If the LH level is lower than normal, it could be good to check out possible causes like malnutrition, anorexia, stress, or a pituitary disorder. Other symptoms that may point to LH deficiency are delayed puberty, irregular cycles, or hypogonadism (if after puberty).

Pituitary disorders can also cause high LH levels for women not yet in menopause. Or, high LH could point to polycystic ovarian syndrome. 

Polycystic ovarian syndrome (PCOS) can also cause the relationship between LH and FSH to change. Normally, the ratio of LH to FSH is between 1-2. PCOS can cause the ratio to reverse or be exaggerated 2-3x, meaning those with PCOS may experience chronically high LH levels and surges that don’t actually result in ovulation.

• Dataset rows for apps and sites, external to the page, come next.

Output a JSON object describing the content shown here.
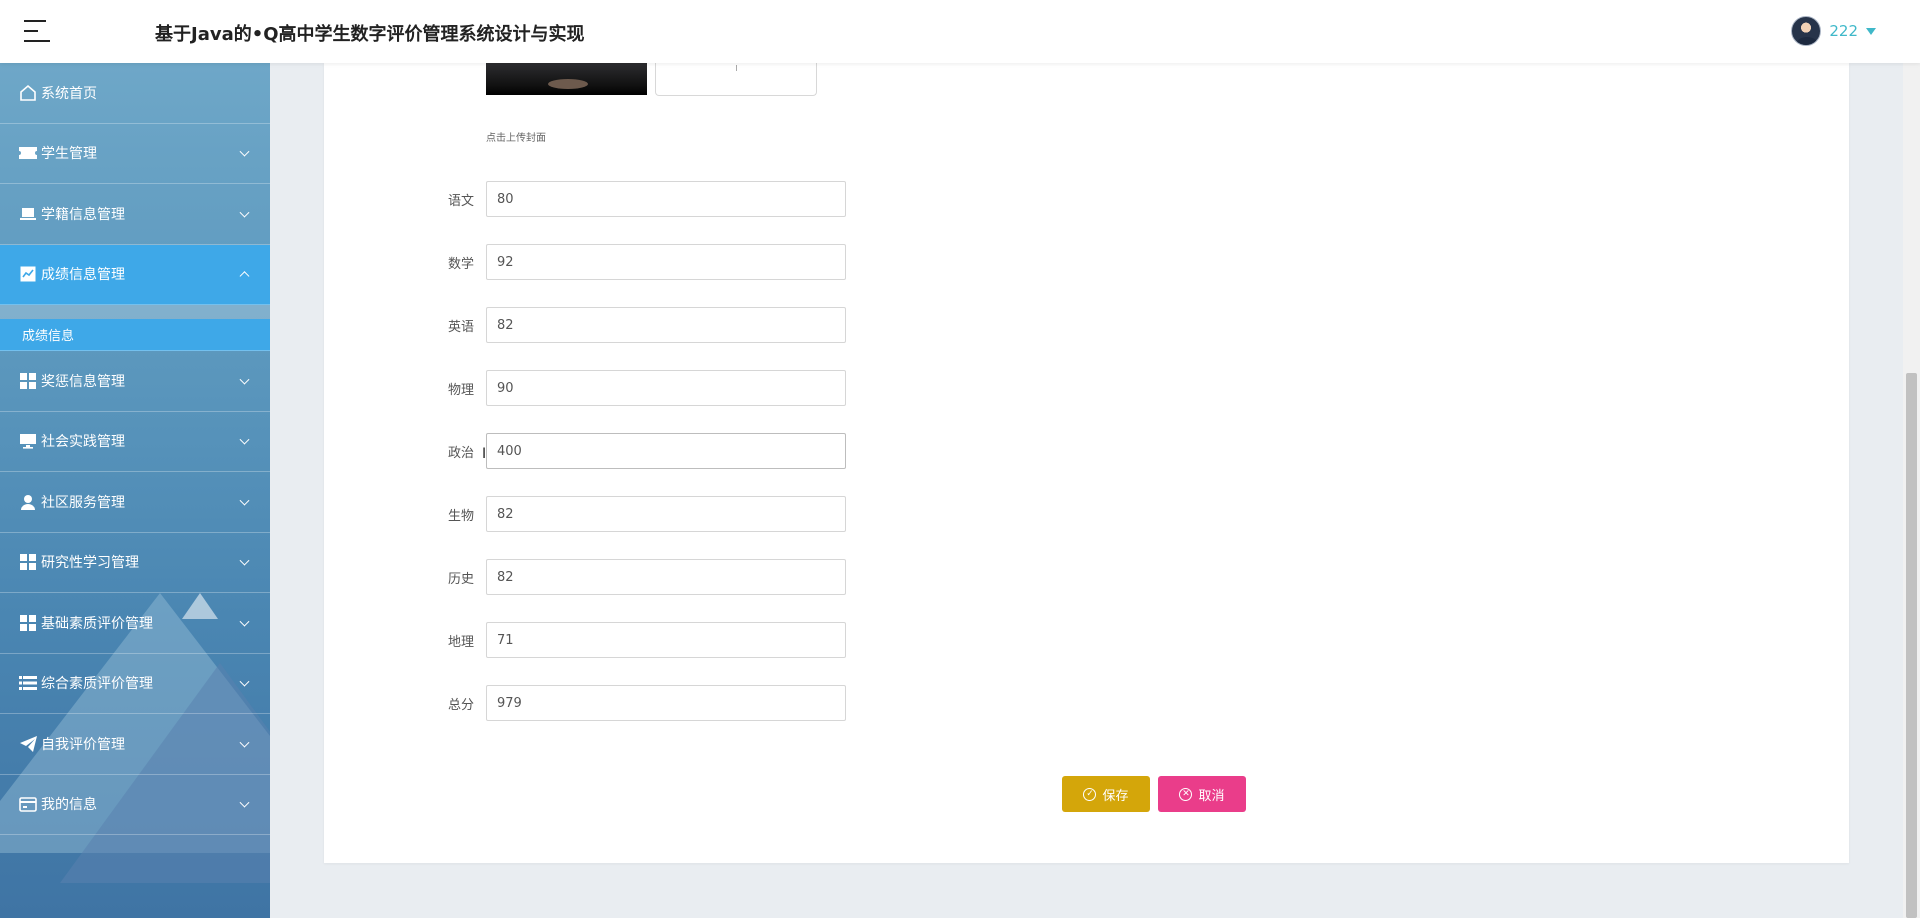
{
  "header": {
    "title": "基于Java的•Q高中学生数字评价管理系统设计与实现",
    "user_name": "222"
  },
  "sidebar": {
    "items": [
      {
        "label": "系统首页",
        "icon": "home-icon"
      },
      {
        "label": "学生管理",
        "icon": "ticket-icon"
      },
      {
        "label": "学籍信息管理",
        "icon": "laptop-icon"
      },
      {
        "label": "成绩信息管理",
        "icon": "chart-icon",
        "active": true
      },
      {
        "label": "奖惩信息管理",
        "icon": "grid-icon"
      },
      {
        "label": "社会实践管理",
        "icon": "monitor-icon"
      },
      {
        "label": "社区服务管理",
        "icon": "user-icon"
      },
      {
        "label": "研究性学习管理",
        "icon": "grid-icon"
      },
      {
        "label": "基础素质评价管理",
        "icon": "grid-icon"
      },
      {
        "label": "综合素质评价管理",
        "icon": "list-icon"
      },
      {
        "label": "自我评价管理",
        "icon": "paper-plane-icon"
      },
      {
        "label": "我的信息",
        "icon": "wallet-icon"
      }
    ],
    "sub_item": "成绩信息"
  },
  "form": {
    "upload_hint": "点击上传封面",
    "fields": [
      {
        "label": "语文",
        "value": "80"
      },
      {
        "label": "数学",
        "value": "92"
      },
      {
        "label": "英语",
        "value": "82"
      },
      {
        "label": "物理",
        "value": "90"
      },
      {
        "label": "政治",
        "value": "400"
      },
      {
        "label": "生物",
        "value": "82"
      },
      {
        "label": "历史",
        "value": "82"
      },
      {
        "label": "地理",
        "value": "71"
      },
      {
        "label": "总分",
        "value": "979"
      }
    ],
    "save_label": "保存",
    "cancel_label": "取消"
  },
  "colors": {
    "sidebar_active": "#3ea8e8",
    "save_button": "#d4a60a",
    "cancel_button": "#ea3d8a",
    "user_name": "#3fb8c9"
  }
}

If you’re curious about your LH to FSH ratio, we recommend trying Proov Complete, which provides key hormone balance ratios at the end of your cycle – along with a lot of other great info for getting pregnant! 

LH Levels During Ovulation 

With such a wide range of “normal” LH levels in females, it may feel hard to know if your lab results are healthy or not. “Normal” doesn’t always mean “optimal” after all!

This is especially true with reproductive hormones, as their values change throughout a menstrual cycle. So what LH level indicates ovulation?  

LH is much lower at the start of a cycle (cycle day 3 labs, for example) and is closer to 1.68-15 IU/L. This is because LH doesn’t truly kick into gear until ovarian follicles have grown to a sufficient size to produce estrogen levels that signal it’s time for ovulation.

LH will then rise around ovulation (makes sense!) and can be as high as 56 IU/L! After ovulation, it will decrease significantly again, landing anywhere from .61 - 16.3 IU/L. 

Do your LH levels give you any insight into your reproductive health? Most definitely. 

If your LH lab results come back low or high, and you’re not having regular menstrual cycles, it’s time to investigate possible causes (like pituitary dysfunction, malnutrition, PCOS, etc. as previously mentioned). 

Do optimal levels of LH around ovulation confirm that you are successfully ovulating? Not always. Contrary to popular belief, an LH surge only predicts ovulation; it tells you nothing about whether or not ovulation actually occurred. 

If you’re interested in confirming ovulation, we recommend checking out a PdG test

LH Levels during Pregnancy 

Should your LH levels be elevated during pregnancy? Nope. LH is important to getting pregnancy started strong, though!

It’s the secretion of LH that first signals the ovarian follicle (the same one that ovulated the egg) to turn into a corpus luteum. A corpus luteum produces the reproductive hormone progesterone, which is critical for early pregnancy; It prepares the lining of the uterus for implantation. So if you don’t have sufficient progesterone, you won’t have a successful pregnancy. 

But once LH begins that transition, its role is complete and levels drop and stay low until it’s time for the next cycle’s ovulation (whether that’s next month or 9 months later)! 

What is an ideal LH level if you’re trying to conceive? 

When you’re investigating your reproductive health and have your LH levels tested, be on the lookout for three main things: 

  • A healthy LH to FSH ratio (of 1 to 2) 
  • Low LH levels at the start of the cycle (between 4-7 IU/L)
  • Appropriately increasing LH around ovulation (although we’d love to give an exact range, this may fluctuate depending on your starting lab value) 

If you’re looking to track LH along with the other key cycle hormones to get better insight into ovulation and your cycle, we recommend checking out Complete!

Have questions? Email us!